My mission was to see the humuhumunukunukuapua'a in real life, and I can say I have accomplished doing so. However, during my entire visit to the bay, I saw one, and only one. They don't seem to like human interaction very much and swim away the moment you can recognize the fact that it is Hawaii's state fish. My family brought an underwater camera to play with while we snorkel, too bad I couldn't film the humuhumu...

Hanauma Bay is a destination for every tourist, but be warned: the parking lot fills up ridiculously fast. You will have to arrive well before 9am to park in their lot. Otherwise, bus to the beach or park at the bottom of the mountain and hike your way up like we did. I really enjoyed my time there and wish we had gone once more before leaving. It's a beautiful place with plenty of fish to see; I don't know why some reviews say it's super boring. Many of the other beaches on Oahu have no fish, coral or anything to see. Hanauma Bay should be one of the very first stops on a trip to Honolulu! After all, you are in Hawaii to swim in the ocean right?

Love from Coconut Crumpet's Corner ♡

1 comment:

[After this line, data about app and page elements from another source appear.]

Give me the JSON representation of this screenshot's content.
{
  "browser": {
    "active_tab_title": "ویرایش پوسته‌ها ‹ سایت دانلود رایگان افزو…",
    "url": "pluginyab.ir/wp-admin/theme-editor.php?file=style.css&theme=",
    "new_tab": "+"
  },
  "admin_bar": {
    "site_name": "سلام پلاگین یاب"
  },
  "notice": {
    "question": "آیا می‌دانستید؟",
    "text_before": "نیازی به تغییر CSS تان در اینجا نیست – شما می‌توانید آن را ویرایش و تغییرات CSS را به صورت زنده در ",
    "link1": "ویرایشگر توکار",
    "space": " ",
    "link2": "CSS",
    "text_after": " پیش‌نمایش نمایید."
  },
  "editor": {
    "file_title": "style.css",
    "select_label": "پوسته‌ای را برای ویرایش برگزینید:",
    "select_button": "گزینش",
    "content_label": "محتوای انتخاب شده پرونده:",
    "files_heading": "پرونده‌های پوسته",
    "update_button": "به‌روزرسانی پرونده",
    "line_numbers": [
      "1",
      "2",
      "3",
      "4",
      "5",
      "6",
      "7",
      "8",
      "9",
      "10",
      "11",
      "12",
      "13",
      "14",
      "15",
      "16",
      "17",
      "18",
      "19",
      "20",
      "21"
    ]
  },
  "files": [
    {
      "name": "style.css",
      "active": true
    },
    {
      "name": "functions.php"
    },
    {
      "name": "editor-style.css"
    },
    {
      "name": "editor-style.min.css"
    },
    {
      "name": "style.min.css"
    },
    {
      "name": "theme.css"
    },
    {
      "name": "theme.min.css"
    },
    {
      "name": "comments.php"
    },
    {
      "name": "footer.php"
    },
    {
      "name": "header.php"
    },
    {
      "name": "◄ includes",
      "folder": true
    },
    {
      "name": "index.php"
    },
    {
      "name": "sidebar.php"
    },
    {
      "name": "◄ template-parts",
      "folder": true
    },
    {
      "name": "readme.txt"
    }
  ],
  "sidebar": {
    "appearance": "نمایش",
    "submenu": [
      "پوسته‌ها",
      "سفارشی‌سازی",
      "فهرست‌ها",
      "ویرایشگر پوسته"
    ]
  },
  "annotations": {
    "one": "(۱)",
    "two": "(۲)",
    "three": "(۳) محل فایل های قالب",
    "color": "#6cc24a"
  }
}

  1. Hi there,
    My name is Jane and I'm with Dwellable.
    I was looking for blogs about Oahu to share on our site and I came across your post...If you're open to it, shoot me an email at jane(at)dwellable(dot)com.
    Hope to hear from you soon!